Best Time to Visit Turkmenistan
In terms of climate and weather, Turkmenistan is a country of extremes. Its summers are some of the hottest in Central Asia, resulting from it being largely desert and mostly at sea level. The extreme heat of summer contrasts with bitterly cold winters, despite mild and temperate springs and autumns. As the country is relatively flat and arid, there is little to impact the climate and the seasons in Turkmenistan tend to be fairly consistent from year to year.
Summer in Turkmenistan is brutally hot, with temperatures occasionally exceeding 50°C. This is not the best time to visit Turkmenistan, with much of the country not suitable for tourists to explore comfortably. The treeless desert provides no shelter from the baking hot sun and, after a few hours the temperature will be unbearable, if not dangerous. However, the areas around the Caspian Sea tend to be cooler than inland areas and can be visited in summer. In fact, there are plenty of resorts dotted along the coast where you can enjoy an array of water activities. This is also the only part of the country that will experience rainfall in summer, albeit a rare occurrence.
Alternatively, you can head up into Turkmenistan’s mountains, where the less-severe temperatures will allow trekking in mornings and evenings. In addition, with melons one of the country’s most important products, a new holiday was created recently to celebrate a special kind of melon grown in Turkmenistan. Various events and festivities take place on the second Sunday in August to celebrate the beloved muskmelon.
Autumn in Turkmenistan is one of the best times to visit, before the cold of winter sets in. During autumn, the heat lets up and visiting the desert becomes feasible. During this time, you can visit the ancient ruins of Merv, which are located in the middle of the desert. One of the highlights of early autumn is camping out in the desert overnight, a unique experience where you’ll feel close to nature and a different way of life. However, beware that temperatures drop significantly at night and you’ll need to pile on the layers to keep warm. Another interesting activity is a homestay in a remote village, where you can experience the way of life in rural Turkmenistan. Autumn is also a great time to visit the mountains in the south of the country, where you can enjoy beautiful hikes while the surrounding nature changes from vibrant greens to warm, autumnal colours.

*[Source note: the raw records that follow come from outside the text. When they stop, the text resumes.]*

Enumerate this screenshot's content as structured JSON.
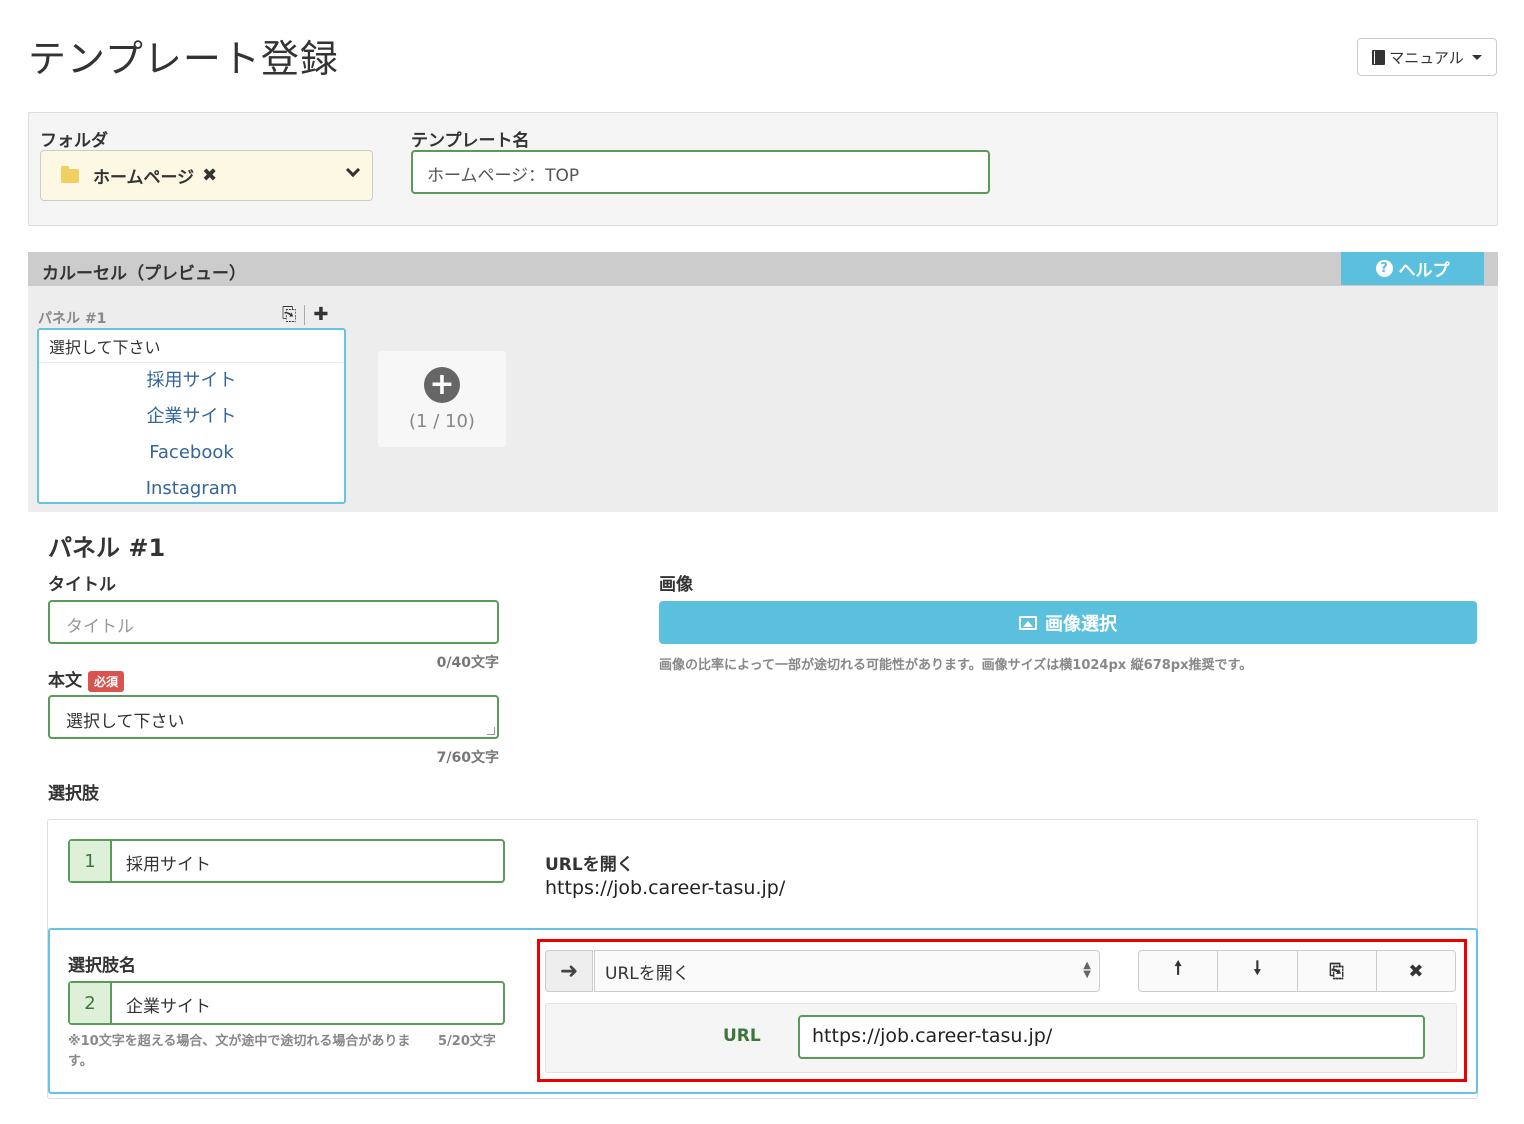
{
  "header": {
    "title": "テンプレート登録",
    "manual_label": "マニュアル"
  },
  "folder": {
    "label": "フォルダ",
    "value": "ホームページ"
  },
  "template": {
    "label": "テンプレート名",
    "value": "ホームページ：TOP"
  },
  "carousel": {
    "title": "カルーセル（プレビュー）",
    "help_label": "ヘルプ",
    "panel_label": "パネル #1",
    "panel_prompt": "選択して下さい",
    "options": [
      "採用サイト",
      "企業サイト",
      "Facebook",
      "Instagram"
    ],
    "count": "(1 / 10)"
  },
  "panel": {
    "heading": "パネル #1",
    "title_label": "タイトル",
    "title_placeholder": "タイトル",
    "title_counter": "0/40文字",
    "body_label": "本文",
    "required_badge": "必須",
    "body_value": "選択して下さい",
    "body_counter": "7/60文字",
    "image_label": "画像",
    "image_button": "画像選択",
    "image_note": "画像の比率によって一部が途切れる可能性があります。画像サイズは横1024px 縦678px推奨です。",
    "choices_label": "選択肢"
  },
  "choices": [
    {
      "num": "1",
      "name": "採用サイト",
      "action": "URLを開く",
      "url": "https://job.career-tasu.jp/"
    },
    {
      "num": "2",
      "name": "企業サイト",
      "action": "URLを開く",
      "url": "https://job.career-tasu.jp/"
    }
  ],
  "choice_edit": {
    "name_label": "選択肢名",
    "note": "※10文字を超える場合、文が途中で途切れる場合があります。",
    "counter": "5/20文字",
    "url_label": "URL"
  }
}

Winter in Turkmenistan sees the arrival of bitterly cold Siberian winds that bring the temperatures crashing down, with lows of -20°C not being uncommon. As in summer, this causes much of the country to be effectively off-limits to tourists. The desert provides no protection against the cold and travelling around can be difficult, although there is very little snowfall in the country. However, in winter, it is still possible to visit the futuristic capital of Ashgabat to discover its surreal architecture. On milder days it may also be possible to visit sites close to the main cities. In the southern mountains that border Iran, there is even a ski resort, but this frequently suffers from a lack of snow. The areas along the Caspian Sea remain somewhat temperate and can also easily be visited in winter, although the water is too cold for swimming.
Spring in Turkmenistan is also a good time to visit. As winter transitions into spring, the country once again opens up as the biting cold gives way to pleasant, warm days. In fact, spring may be the best time to visit Turkmenistan. On 21 March, the country celebrates the Persian New Year and plenty of festivities and celebrations are held throughout the country. The desert also becomes hospitable at this time of year, with travelling large distances much easier. This makes it possible to visit the many interesting sites in desert areas or to camp out in the wilderness. During spring the desert, for a few fleeting moments, erupts with colour as flowers bloom and vegetation grows. In the Kopet Dag mountain range, spring is a wonderful time to trek with lush, green vegetation reappearing after the cold winter and temperatures remaining more temperate for longer than in the flatter regions of the country where spring comes and goes quickly.